## WHAT YOU HAVE TO DO
Collect each line of the records containing the string "dolor".

## EXTRACTED DATA
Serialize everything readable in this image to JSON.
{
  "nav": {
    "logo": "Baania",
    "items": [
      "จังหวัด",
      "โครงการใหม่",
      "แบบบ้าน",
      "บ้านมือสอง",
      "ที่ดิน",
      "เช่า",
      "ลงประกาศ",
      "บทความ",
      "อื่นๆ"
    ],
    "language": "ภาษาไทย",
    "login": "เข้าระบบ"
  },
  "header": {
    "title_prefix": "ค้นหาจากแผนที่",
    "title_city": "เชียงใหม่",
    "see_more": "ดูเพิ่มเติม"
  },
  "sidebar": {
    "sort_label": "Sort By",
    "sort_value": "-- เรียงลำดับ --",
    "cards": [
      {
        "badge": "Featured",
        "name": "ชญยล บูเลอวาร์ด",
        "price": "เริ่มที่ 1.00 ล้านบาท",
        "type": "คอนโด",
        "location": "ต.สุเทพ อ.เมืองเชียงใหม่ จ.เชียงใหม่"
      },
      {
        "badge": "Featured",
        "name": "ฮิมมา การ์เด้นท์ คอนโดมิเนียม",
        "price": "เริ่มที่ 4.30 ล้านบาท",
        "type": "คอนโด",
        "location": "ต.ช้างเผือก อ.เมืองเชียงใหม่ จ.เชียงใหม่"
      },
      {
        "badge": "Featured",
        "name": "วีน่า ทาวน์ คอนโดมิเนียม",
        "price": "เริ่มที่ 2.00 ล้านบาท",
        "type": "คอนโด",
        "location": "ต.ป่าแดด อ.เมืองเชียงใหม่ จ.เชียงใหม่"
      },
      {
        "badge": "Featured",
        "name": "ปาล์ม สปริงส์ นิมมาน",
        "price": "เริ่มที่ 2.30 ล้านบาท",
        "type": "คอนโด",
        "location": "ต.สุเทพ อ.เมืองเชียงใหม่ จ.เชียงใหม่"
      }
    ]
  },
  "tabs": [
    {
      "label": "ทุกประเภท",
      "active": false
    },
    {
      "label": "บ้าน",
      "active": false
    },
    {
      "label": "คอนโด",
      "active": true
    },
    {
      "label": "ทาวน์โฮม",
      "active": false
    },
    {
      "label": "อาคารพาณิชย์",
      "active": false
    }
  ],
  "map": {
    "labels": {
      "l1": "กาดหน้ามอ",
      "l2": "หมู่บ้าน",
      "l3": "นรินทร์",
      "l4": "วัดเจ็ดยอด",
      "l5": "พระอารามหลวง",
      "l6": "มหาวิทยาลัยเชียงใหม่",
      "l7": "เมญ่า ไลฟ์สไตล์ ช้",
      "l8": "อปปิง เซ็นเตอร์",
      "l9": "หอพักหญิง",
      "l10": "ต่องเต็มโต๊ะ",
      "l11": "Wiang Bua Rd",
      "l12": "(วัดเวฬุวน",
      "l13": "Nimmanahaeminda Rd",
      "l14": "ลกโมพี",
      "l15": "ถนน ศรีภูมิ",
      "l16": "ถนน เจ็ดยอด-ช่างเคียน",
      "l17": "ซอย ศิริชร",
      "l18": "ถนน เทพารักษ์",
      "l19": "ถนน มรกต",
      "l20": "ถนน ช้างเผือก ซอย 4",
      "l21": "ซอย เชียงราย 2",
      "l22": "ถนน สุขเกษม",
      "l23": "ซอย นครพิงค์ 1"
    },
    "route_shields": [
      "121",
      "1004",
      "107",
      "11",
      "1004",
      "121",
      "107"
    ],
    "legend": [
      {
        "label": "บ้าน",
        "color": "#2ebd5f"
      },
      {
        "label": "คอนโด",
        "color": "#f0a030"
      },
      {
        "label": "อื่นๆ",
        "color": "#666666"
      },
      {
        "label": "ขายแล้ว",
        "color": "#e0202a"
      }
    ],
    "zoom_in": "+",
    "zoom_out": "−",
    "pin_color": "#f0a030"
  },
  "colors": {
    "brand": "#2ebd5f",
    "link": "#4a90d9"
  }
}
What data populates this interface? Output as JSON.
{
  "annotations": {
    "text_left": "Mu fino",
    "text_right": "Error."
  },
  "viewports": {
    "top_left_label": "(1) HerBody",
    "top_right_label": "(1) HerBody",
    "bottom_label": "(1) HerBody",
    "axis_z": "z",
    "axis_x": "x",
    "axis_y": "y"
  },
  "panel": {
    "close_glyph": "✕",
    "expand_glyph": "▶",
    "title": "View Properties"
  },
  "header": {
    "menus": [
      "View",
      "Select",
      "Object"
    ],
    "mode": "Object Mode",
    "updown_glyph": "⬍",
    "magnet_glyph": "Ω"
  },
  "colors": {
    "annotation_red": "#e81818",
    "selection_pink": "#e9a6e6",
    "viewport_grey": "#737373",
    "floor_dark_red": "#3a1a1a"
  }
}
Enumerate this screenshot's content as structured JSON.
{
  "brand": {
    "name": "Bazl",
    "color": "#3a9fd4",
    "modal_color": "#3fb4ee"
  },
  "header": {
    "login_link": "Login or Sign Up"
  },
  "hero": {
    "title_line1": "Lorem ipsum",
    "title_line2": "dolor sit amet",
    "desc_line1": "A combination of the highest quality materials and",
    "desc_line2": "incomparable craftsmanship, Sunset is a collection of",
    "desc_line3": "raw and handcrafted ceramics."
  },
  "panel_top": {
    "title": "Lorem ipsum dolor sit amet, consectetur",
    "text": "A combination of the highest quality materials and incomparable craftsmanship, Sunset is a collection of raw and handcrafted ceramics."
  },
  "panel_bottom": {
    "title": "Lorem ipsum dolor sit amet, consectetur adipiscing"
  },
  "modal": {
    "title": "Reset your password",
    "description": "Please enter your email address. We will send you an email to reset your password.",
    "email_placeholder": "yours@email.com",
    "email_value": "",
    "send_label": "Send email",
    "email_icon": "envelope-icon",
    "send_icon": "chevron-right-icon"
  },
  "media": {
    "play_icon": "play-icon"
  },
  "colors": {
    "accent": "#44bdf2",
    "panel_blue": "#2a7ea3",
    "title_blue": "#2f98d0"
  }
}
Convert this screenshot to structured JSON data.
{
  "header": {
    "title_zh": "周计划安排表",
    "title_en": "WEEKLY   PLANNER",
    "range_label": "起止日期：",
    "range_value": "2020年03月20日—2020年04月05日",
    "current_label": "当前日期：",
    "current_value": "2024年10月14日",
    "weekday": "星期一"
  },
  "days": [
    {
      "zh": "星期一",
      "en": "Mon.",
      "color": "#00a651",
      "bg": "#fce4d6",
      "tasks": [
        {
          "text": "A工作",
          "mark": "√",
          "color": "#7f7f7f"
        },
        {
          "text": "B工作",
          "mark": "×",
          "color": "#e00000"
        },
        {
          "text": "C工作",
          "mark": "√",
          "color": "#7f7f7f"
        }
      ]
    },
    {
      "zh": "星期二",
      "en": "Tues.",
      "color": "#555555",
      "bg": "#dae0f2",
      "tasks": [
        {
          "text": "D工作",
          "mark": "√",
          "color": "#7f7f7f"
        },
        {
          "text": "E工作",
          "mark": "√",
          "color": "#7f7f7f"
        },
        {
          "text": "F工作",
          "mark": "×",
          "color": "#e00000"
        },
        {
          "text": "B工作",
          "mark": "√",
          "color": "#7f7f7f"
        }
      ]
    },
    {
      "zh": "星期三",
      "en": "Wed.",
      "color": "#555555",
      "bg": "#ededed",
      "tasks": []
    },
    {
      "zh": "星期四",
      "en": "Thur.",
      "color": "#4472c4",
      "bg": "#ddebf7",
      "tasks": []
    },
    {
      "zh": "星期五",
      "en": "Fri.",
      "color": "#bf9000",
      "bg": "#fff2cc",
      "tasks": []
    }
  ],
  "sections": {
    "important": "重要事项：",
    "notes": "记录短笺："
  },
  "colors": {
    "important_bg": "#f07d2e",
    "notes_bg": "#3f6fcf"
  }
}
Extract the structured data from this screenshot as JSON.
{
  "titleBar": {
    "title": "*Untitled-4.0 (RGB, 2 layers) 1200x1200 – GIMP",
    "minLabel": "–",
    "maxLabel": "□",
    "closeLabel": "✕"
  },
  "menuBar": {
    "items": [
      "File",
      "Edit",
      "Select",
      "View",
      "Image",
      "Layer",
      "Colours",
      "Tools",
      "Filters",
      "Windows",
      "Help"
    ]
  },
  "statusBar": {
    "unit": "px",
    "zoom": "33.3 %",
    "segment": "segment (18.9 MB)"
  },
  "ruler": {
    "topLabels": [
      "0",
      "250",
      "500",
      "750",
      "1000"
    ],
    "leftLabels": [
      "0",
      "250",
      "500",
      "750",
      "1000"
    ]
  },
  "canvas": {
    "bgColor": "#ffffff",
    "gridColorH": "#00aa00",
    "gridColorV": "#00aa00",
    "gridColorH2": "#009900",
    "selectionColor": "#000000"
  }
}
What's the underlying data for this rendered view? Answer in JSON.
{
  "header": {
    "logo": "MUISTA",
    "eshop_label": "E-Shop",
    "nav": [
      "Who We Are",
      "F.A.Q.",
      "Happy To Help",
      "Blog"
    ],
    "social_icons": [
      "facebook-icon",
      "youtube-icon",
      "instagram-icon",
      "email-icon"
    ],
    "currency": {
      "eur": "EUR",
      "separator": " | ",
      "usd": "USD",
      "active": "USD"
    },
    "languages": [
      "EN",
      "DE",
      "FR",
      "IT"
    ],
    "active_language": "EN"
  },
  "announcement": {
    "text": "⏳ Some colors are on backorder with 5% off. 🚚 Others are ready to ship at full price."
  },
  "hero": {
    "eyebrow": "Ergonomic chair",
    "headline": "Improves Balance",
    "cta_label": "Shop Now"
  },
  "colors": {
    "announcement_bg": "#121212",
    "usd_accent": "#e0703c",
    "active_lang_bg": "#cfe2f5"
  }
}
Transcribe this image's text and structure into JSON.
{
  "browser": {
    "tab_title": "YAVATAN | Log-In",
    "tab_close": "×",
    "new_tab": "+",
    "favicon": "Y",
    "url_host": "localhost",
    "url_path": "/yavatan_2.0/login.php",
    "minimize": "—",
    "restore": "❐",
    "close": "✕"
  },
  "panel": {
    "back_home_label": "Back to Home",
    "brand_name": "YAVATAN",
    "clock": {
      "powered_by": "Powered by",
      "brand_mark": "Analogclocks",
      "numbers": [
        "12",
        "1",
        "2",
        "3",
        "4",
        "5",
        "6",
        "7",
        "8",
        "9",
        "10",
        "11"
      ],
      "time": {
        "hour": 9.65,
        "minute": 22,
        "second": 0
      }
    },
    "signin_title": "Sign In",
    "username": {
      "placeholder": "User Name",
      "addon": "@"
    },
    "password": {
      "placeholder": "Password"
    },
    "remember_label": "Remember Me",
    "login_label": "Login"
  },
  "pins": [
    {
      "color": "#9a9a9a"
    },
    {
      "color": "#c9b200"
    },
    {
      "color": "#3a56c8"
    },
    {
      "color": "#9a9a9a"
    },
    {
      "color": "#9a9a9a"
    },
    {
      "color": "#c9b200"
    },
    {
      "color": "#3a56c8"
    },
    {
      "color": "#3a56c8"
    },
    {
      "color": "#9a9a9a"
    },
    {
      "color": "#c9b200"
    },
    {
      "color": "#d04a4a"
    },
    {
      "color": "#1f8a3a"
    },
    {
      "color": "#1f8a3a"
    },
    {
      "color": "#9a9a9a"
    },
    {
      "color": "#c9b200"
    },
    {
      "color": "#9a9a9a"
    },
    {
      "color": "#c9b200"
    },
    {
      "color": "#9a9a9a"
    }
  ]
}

## TASK SOLUTION
    "title_line2": "dolor sit amet",
    "title": "Lorem ipsum dolor sit amet, consectetur",
    "title": "Lorem ipsum dolor sit amet, consectetur adipiscing"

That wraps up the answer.